  • They lay flat as a bat. No training, no persuading with heavy books and kitchen weights. Just open and BAM! Flat. As. A. Bat.
  • The personal sized version has six credit-card spaces in the front cover. As I like to use my filofax as a wallet and organiser this is invaluable. There is also a zipped pocket there which I could use for coins, but I don't. Not because it's too fiddly, but because I prefer to use the pencil case hack.
  • The pocket size has five credit card slots (though the zipped pocket is too fiddly for coins). The leather is supple enough to make getting cards in and out easy too. 
  • There are 2 vertical pockets behind the card slots in the pocket and one vertical pocket in the personal size, always useful for paper money etc.
  • The colour. Yeah, they did them in black (and I have one in pocket size) but my favourite is the turquoise. The pink is stupendously good too.
  • Ring size. Okay, the personal size Baroque comes in standard 25mm rings, but the pocket version has 19mm rings. I've tried a 15mm pocket and I just can't fit all my stuff in there.
  • The embossing. The outside is smooth, fine-grained, supple leather. The inside is a riot of embossed leather.
  • Both the pocket and the personal sizes have a notepad slot in the back cover. Not that I have ever used them as that, but it's a really useful pocket for keeping receipts and so on.
I've begun to realise that however close other binders come to being 'as good as a Baroque', they aren't Baroques. And so, I am seriously considering breaking up the massive filofax party that has been going on in the bottom drawer of my desk for years and selling some of them. Most of them actually. Because however close they get, however much I hope they will work for me the way the Baroques do, they just aren't Baroques.
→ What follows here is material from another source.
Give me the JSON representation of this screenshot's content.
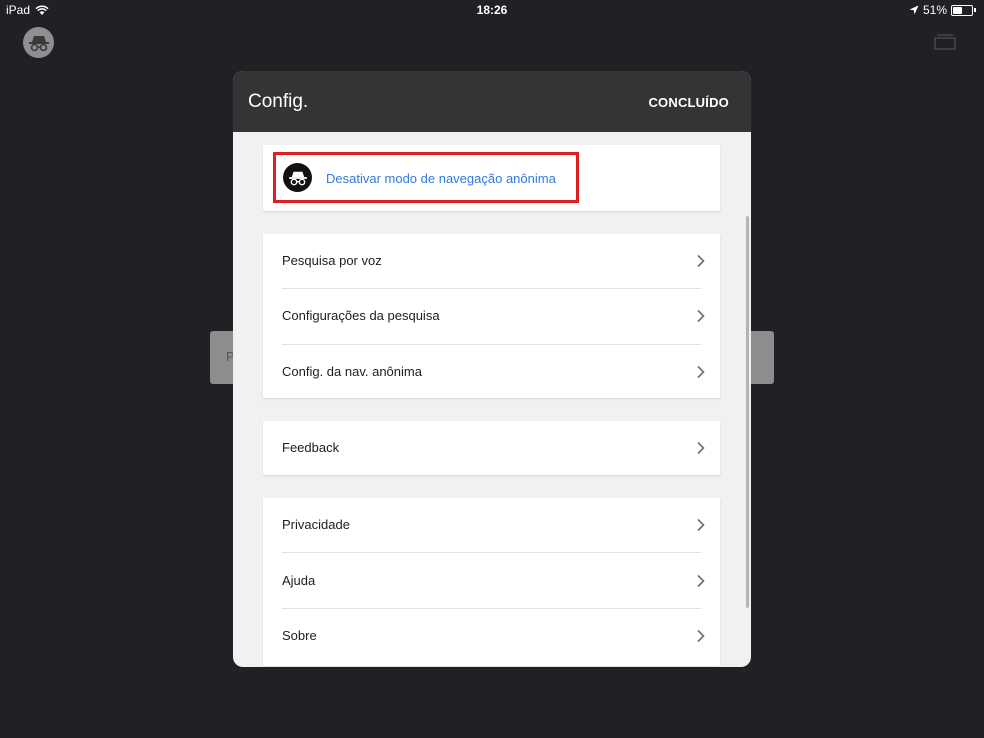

Saturday, 3 August 2013

Phew! Life is a TINY bit calmer... and I've changed filofax. Again.

Hello everyone! I am SO sorry that I have been AWOL. We went away on holiday and I decided to take a 'digital-holiday' too - i.e. do nothing digital - no blogs, no Twitter, no email and so on. Anyway, when we came back from holiday, life exploded with busy-ness and I didn't have either time or energy to write any posts.

Anyway, although life is still ridiculously busy, I am going to try and get a couple of blog posts a week written. I have a zillion things to post about - new filofax diary inserts, a filofax flex on its way, more purchases from The Journal Shop and some pen and ink updates!
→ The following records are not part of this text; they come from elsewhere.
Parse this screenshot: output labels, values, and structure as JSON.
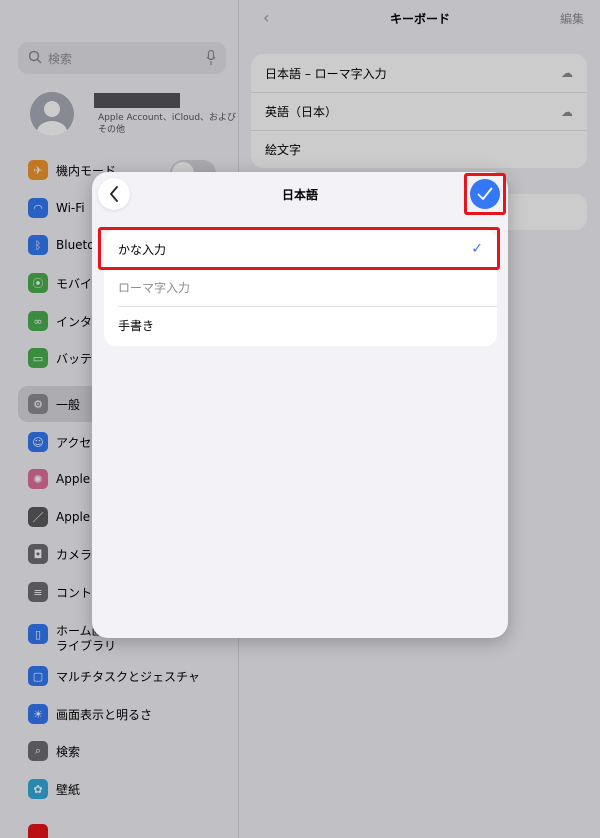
{
  "sidebar": {
    "search_placeholder": "検索",
    "profile_sub": "Apple Account、iCloud、および その他",
    "items": [
      {
        "label": "機内モード",
        "icon": "airplane-icon",
        "color": "#f0962c"
      },
      {
        "label": "Wi-Fi",
        "icon": "wifi-icon",
        "color": "#3478f6"
      },
      {
        "label": "Blueto",
        "icon": "bluetooth-icon",
        "color": "#3478f6"
      },
      {
        "label": "モバイ",
        "icon": "antenna-icon",
        "color": "#4cb04f"
      },
      {
        "label": "インタ-",
        "icon": "link-icon",
        "color": "#4cb04f"
      },
      {
        "label": "バッテ",
        "icon": "battery-icon",
        "color": "#4cb04f"
      },
      {
        "label": "一般",
        "icon": "gear-icon",
        "color": "#8e8e93"
      },
      {
        "label": "アクセ",
        "icon": "accessibility-icon",
        "color": "#3478f6"
      },
      {
        "label": "Apple I",
        "icon": "intelligence-icon",
        "color": "#e0709c"
      },
      {
        "label": "Apple I",
        "icon": "pencil-icon",
        "color": "#5a5a5e"
      },
      {
        "label": "カメラ",
        "icon": "camera-icon",
        "color": "#6e6e73"
      },
      {
        "label": "コントI",
        "icon": "control-center-icon",
        "color": "#6e6e73"
      },
      {
        "label": "ホーム画\nライブラリ",
        "icon": "home-screen-icon",
        "color": "#3478f6"
      },
      {
        "label": "マルチタスクとジェスチャ",
        "icon": "multitask-icon",
        "color": "#3478f6"
      },
      {
        "label": "画面表示と明るさ",
        "icon": "brightness-icon",
        "color": "#3478f6"
      },
      {
        "label": "検索",
        "icon": "search-icon",
        "color": "#6e6e73"
      },
      {
        "label": "壁紙",
        "icon": "wallpaper-icon",
        "color": "#35aadc"
      }
    ]
  },
  "detail": {
    "title": "キーボード",
    "edit": "編集",
    "keyboards": [
      "日本語 – ローマ字入力",
      "英語（日本）",
      "絵文字"
    ]
  },
  "sheet": {
    "title": "日本語",
    "options": [
      {
        "label": "かな入力",
        "checked": true
      },
      {
        "label": "ローマ字入力",
        "checked": false
      },
      {
        "label": "手書き",
        "checked": false
      }
    ],
    "checkmark": "✓",
    "highlight_color": "#e8141b",
    "accent": "#3478f6"
  }
}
Right now, as half of you might easily have predicted, I'm back in a Baroque. At times like this, I think I should just sell all the other filofaxes I have because however much they almost work for me, I always, always end up back in one of the Baroques. It's the turquoise one this time. All I did was shift everything, lock, stock and barrel from the wine Holborn to the Baroque, but then, as the Baroque is a bit narrower than many of the personal size filofax binders, the zipped pencil case I use as a cash and vouchers holder stuck out too much. Simple fix, I bought another of the cheap pencil cases (60p from Tescos), sliced the sealed edge off at 10cm width, re-sealed it with washi-tape, punched holes in it and put my cash and vouchers in it. Voilà!

I know you've all seen a zillion pictures of my turquoise Baroque, but here we go - here's another to show you the amended pencil case.

Doctored pencil-case. Works a treat!
I realise that in the picture above it looks like the pencil case, despite being trimmed in its width, is hugely taller than the binder, but it's just the angle I've taken the picture I think. Here's one of the binder closed - the pencil case is invisible.

Baroque closed.

See, no sign of it!

Anyway, my apologies again for being away for so long. Back soon!